Though gardening isn’t Bob’s only hobby — he’s a talented woodworker and this fall is training a golden retriever puppy — it’s one of his favorite ways to spend his time. “There’s always something new to learn,” he says. “I’ve just started cultivating Gerbera daisies and hybridizing them with a paintbrush. You never know when you’re going to end up with something that’s just gorgeous.”
Bob Seibels’ Tips for a Novice
Location, location, location — Roses require 6 to 8 hours of direct sunlight daily. No rose will grow or bloom properly in filtered light (like under tall pine trees). Do your homework and make sure your bed will receive sufficient light.
Bed preparation — You only get one chance to prepare your bed, so do it right! Thoroughly till and loosen the soil to a depth of at least 16 inches. Remove all competing roots from shrubs and trees.
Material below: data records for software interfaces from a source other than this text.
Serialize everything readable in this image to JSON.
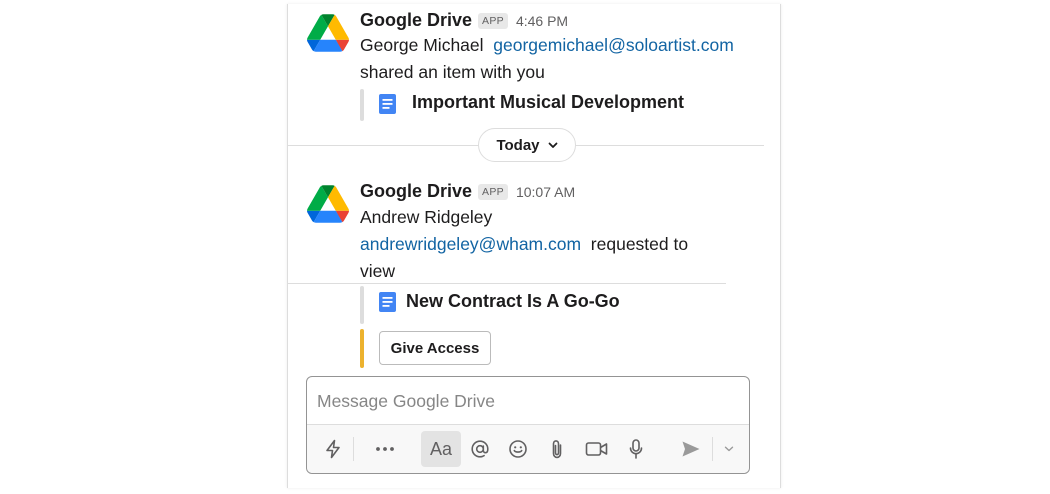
{
  "messages": [
    {
      "sender": "Google Drive",
      "badge": "APP",
      "time": "4:46 PM",
      "actor_name": "George Michael",
      "actor_email": "georgemichael@soloartist.com",
      "action_text": "shared an item with you",
      "document_title": "Important Musical Development"
    },
    {
      "sender": "Google Drive",
      "badge": "APP",
      "time": "10:07 AM",
      "actor_name": "Andrew Ridgeley",
      "actor_email": "andrewridgeley@wham.com",
      "action_text_line1": "requested to",
      "action_text_line2": "view",
      "document_title": "New Contract Is A Go-Go",
      "action_button": "Give Access"
    }
  ],
  "date_divider": {
    "label": "Today"
  },
  "composer": {
    "placeholder": "Message Google Drive",
    "toolbar": {
      "shortcuts_icon": "lightning-icon",
      "more_icon": "ellipsis-icon",
      "format_label": "Aa",
      "mention_icon": "at-icon",
      "emoji_icon": "smiley-icon",
      "attach_icon": "paperclip-icon",
      "video_icon": "video-camera-icon",
      "audio_icon": "microphone-icon",
      "send_icon": "send-icon",
      "send_options_icon": "chevron-down-icon"
    }
  },
  "colors": {
    "link": "#1264a3",
    "accent_bar": "#ecb22e",
    "doc_icon": "#4285f4"
  }
}
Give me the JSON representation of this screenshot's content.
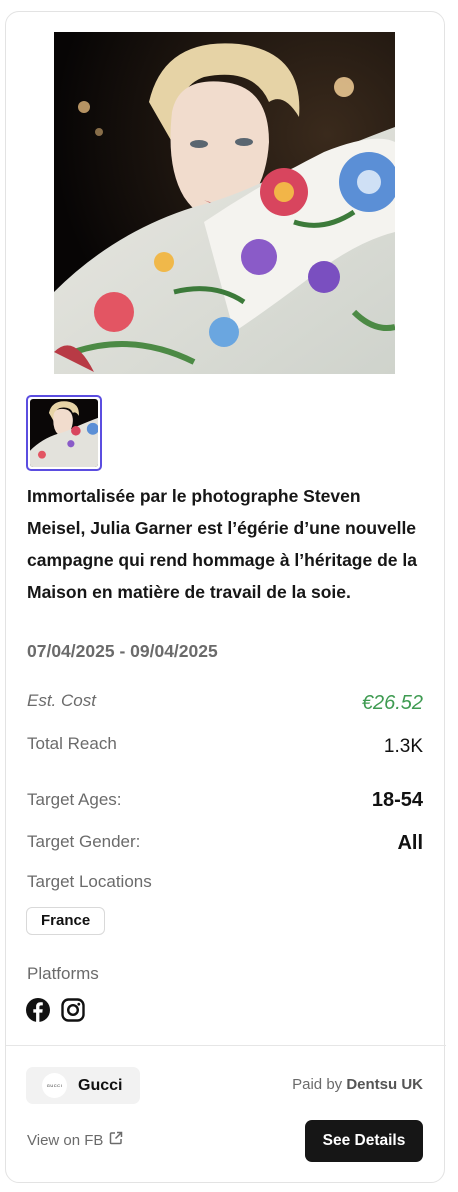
{
  "ad": {
    "description": "Immortalisée par le photographe Steven Meisel, Julia Garner est l’égérie d’une nouvelle campagne qui rend hommage à l’héritage de la Maison en matière de travail de la soie.",
    "dates": "07/04/2025 - 09/04/2025"
  },
  "stats": {
    "cost_label": "Est. Cost",
    "cost_value": "€26.52",
    "reach_label": "Total Reach",
    "reach_value": "1.3K",
    "ages_label": "Target Ages:",
    "ages_value": "18-54",
    "gender_label": "Target Gender:",
    "gender_value": "All",
    "locations_label": "Target Locations",
    "locations": [
      "France"
    ],
    "platforms_label": "Platforms",
    "platforms": [
      "facebook-icon",
      "instagram-icon"
    ]
  },
  "footer": {
    "brand_logo_text": "GUCCI",
    "brand_name": "Gucci",
    "paid_by_prefix": "Paid by ",
    "paid_by_name": "Dentsu UK",
    "view_link": "View on FB",
    "details_button": "See Details"
  },
  "colors": {
    "accent_border": "#5b4de0",
    "cost_green": "#3f9b52",
    "button_bg": "#161616"
  }
}
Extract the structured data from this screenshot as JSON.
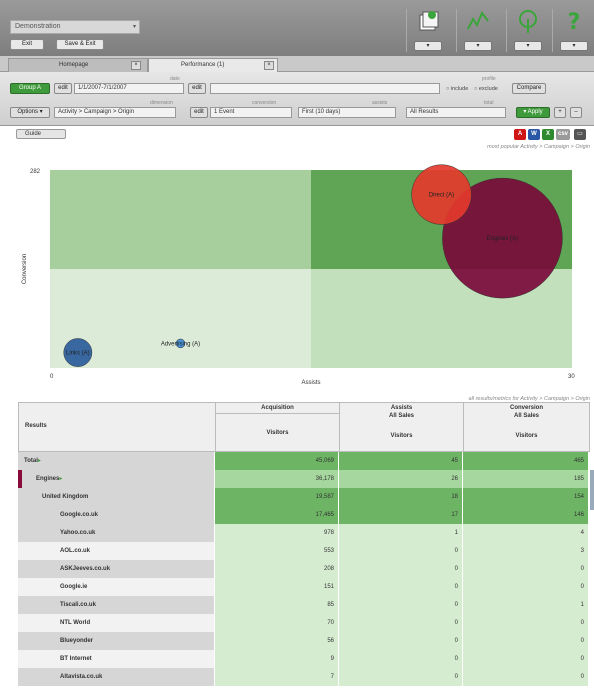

Add plenty of amendments like peat moss and compost. Roses thrive on good, rich soil and organic or chemical fertilizer.
Spacing — Roses need room to grow. Bare-rooted, pruned bushes are pretty spindly when they are planted in February, but don’t be tempted to plant them too close together. Minimum separation should be at least 4 feet in all directions. Air circulation is critical here.
Methodical and diligent care — Hybrid tea roses are not as labor intensive and demanding as most people think. Lots of newer, highly effective products are available on the internet to control most common insects and diseases. Clemson University’s HGIC website has an informative and useful area devoted to growing roses and rose care. Keep a detailed calendar from year to year so you will know when and what to spray. “Combination” rose care products sold in the big box stores are not recommended because better products are available to prevent or treat specific problems. For instance, if you want to control a common fungus like black spot, why would you apply a product containing an insecticide and possibly a miticide that will impact non-targeted beneficial insects like bees and ladybugs?
Be patient — Bare-rooted roses require at least two years to become well-established. Over the years I have discovered certain named varieties, mostly through trial and error, that generally perform well here in the Midlands. Even so, a surprising amount of variability exists among specimens of the same rose. As far as selection goes, literally hundreds of named roses and types are out there: heirlooms, English, hybrid teas, floribundas, grandifloras, and more. The choice is yours!